This is something to be careful of when evaluating arguments.
Brilliance and learning offer no guarantee against gullibility and errors in reasoning.
Often, our tendency to dismiss and rationalize criticism in defense of our notions and presumptions, when we are not honest with ourselves, must be checked by a concern for more than just subjective truisms and opinions — we need criticism, when its valid, as a counterbalance for our own mistakes and sloppy thinking.
No one who really understands logic — what it is, what it’s good for, what it can’t do — actually believes that simply knowing about logical fallacies actually make anyone perfectly logical and rational; there is no such person alive, save those with some rare brain pathologies or neurological damage. Such unfortunates, being totally rational, lack the necessary drives to action provided by emotions.
When we think our way from A to B to C, and so on, from a set of facts, observations or assumptions we treat as facts, to a conclusion on some matter of importance to us, whether certain or tentative, we are engaged in reasoning.
To do so well requires skill, effort and due care in our thinking — most of us are poorly equipped at first with the mental software to to it reliably and effectively, but we can learn.
Though we are reasoning animals, we are often not as reasonable as we could be, with the fallacies, biases, and shortcuts in our thinking that we commit sometimes with disturbing regularity, and which make it necessary for us to continually scrutinize our thinking and motivations — metacognition; thinking about our thinking.

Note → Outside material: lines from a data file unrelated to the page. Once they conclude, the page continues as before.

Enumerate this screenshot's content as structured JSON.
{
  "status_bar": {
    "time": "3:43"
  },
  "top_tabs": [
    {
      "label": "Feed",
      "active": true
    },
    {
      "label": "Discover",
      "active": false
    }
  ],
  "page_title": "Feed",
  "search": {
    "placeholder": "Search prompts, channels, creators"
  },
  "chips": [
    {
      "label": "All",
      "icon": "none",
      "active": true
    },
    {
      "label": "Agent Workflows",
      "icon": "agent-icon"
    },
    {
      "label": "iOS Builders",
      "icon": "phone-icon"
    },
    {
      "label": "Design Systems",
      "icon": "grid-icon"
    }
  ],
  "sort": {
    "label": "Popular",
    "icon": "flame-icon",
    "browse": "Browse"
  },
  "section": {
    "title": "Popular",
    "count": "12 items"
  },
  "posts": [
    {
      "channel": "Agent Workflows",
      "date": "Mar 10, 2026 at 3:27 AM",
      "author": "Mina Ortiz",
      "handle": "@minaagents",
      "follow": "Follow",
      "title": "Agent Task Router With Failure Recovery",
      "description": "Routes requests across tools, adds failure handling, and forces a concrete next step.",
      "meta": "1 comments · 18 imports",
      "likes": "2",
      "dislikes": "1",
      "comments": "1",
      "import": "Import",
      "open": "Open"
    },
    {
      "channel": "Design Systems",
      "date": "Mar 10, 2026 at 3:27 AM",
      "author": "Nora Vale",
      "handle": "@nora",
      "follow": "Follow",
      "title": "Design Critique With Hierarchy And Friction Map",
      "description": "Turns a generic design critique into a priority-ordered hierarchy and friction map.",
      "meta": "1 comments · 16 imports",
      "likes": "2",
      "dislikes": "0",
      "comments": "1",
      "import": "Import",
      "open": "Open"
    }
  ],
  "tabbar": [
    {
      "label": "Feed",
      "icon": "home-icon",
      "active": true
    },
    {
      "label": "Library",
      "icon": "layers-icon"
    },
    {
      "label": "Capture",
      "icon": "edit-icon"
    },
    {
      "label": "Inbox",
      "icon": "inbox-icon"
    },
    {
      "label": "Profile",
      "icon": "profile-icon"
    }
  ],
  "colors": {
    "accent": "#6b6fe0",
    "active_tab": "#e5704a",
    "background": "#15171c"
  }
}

So reason alone can say nothing about truth, only validity, for reason is truth-preserving, not truth-finding. Reason is useful for assessing the consistency and validity of statements, though by itself, bereft of observation, assumptions or facts it may even be sterile and needs by itself no referent to the real world. Formal structures of reasoning are not literally how we think — they are a reconstruction of our thinking that makes intuitive sense, a convenient model of thought that serves the purpose of focusing and clarifying our understanding.
Informal reasoning is hounded by the problem of induction, the fact that all inductive reasoning is based on the assumption of the regularity of nature, which cannot be proven deductively and only with circularity by induction itself. But this is not really a problem once you consider that inductive reasoning is concerned, not with proof, but with probability. We can bite the proverbial bullet and trudge on, without needing certainty in the justification of our reasoning.
Proof, absolute, physical and concrete especially, is a will-o-the-wisp outside of mathematics and formal logic, and it is induction, not deduction, that is concerned by contingent matters of reality where we need confidence, not certitude.
So we must use reason, use it well and use it often, but remember the purpose it serves. It has been called by Professor Marianne Talbot “the ultimate transferable skill” — it may be used for almost anything — but keep it in its place as a useful tool, only one of which we use to aid our thinking, and while a worthy piece of equipment, to bear in mind it is not a final goal, only a way of reaching them.
- Notes on the problem of induction (thethirstpodcast.com)
- Critical Thinking Concepts Everyone Should Know About (ethicalrealism.wordpress.com)
- Some Basics for Intellectually Honest Discussion (kestalusrealm.wordpress.com)
- The Top Five Logical Fallacies To Avoid In A Political Argument (mediaite.com)
- 76 Fallacies (aphilosopher.wordpress.com)
- Name that fallacy (ltia.wordpress.com)
- Deductive Reasoning vs. Inductive Reasoning (livescience.com)